**Dataset items**
● ● ●

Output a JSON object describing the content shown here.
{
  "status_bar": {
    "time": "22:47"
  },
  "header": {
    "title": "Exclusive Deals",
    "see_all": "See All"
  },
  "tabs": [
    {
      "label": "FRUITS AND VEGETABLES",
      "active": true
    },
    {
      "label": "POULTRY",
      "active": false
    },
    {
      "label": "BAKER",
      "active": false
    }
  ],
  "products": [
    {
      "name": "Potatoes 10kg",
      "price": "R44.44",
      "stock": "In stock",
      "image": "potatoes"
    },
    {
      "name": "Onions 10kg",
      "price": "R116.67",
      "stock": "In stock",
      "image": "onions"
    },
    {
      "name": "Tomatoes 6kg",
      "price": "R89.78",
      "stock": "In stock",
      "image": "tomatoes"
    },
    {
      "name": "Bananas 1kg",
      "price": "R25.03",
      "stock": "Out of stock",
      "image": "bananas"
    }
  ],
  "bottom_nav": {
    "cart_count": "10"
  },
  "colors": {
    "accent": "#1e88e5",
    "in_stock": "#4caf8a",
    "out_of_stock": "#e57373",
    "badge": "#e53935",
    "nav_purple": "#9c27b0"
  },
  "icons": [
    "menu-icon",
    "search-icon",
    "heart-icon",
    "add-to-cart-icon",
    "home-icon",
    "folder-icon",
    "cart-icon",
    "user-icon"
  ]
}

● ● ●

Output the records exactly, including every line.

**Exercise answer**
Output a JSON object describing the content shown here.
{
  "status_bar": {
    "time": "22:47"
  },
  "header": {
    "title": "Exclusive Deals",
    "see_all": "See All"
  },
  "tabs": [
    {
      "label": "FRUITS AND VEGETABLES",
      "active": true
    },
    {
      "label": "POULTRY",
      "active": false
    },
    {
      "label": "BAKER",
      "active": false
    }
  ],
  "products": [
    {
      "name": "Potatoes 10kg",
      "price": "R44.44",
      "stock": "In stock",
      "image": "potatoes"
    },
    {
      "name": "Onions 10kg",
      "price": "R116.67",
      "stock": "In stock",
      "image": "onions"
    },
    {
      "name": "Tomatoes 6kg",
      "price": "R89.78",
      "stock": "In stock",
      "image": "tomatoes"
    },
    {
      "name": "Bananas 1kg",
      "price": "R25.03",
      "stock": "Out of stock",
      "image": "bananas"
    }
  ],
  "bottom_nav": {
    "cart_count": "10"
  },
  "colors": {
    "accent": "#1e88e5",
    "in_stock": "#4caf8a",
    "out_of_stock": "#e57373",
    "badge": "#e53935",
    "nav_purple": "#9c27b0"
  },
  "icons": [
    "menu-icon",
    "search-icon",
    "heart-icon",
    "add-to-cart-icon",
    "home-icon",
    "folder-icon",
    "cart-icon",
    "user-icon"
  ]
}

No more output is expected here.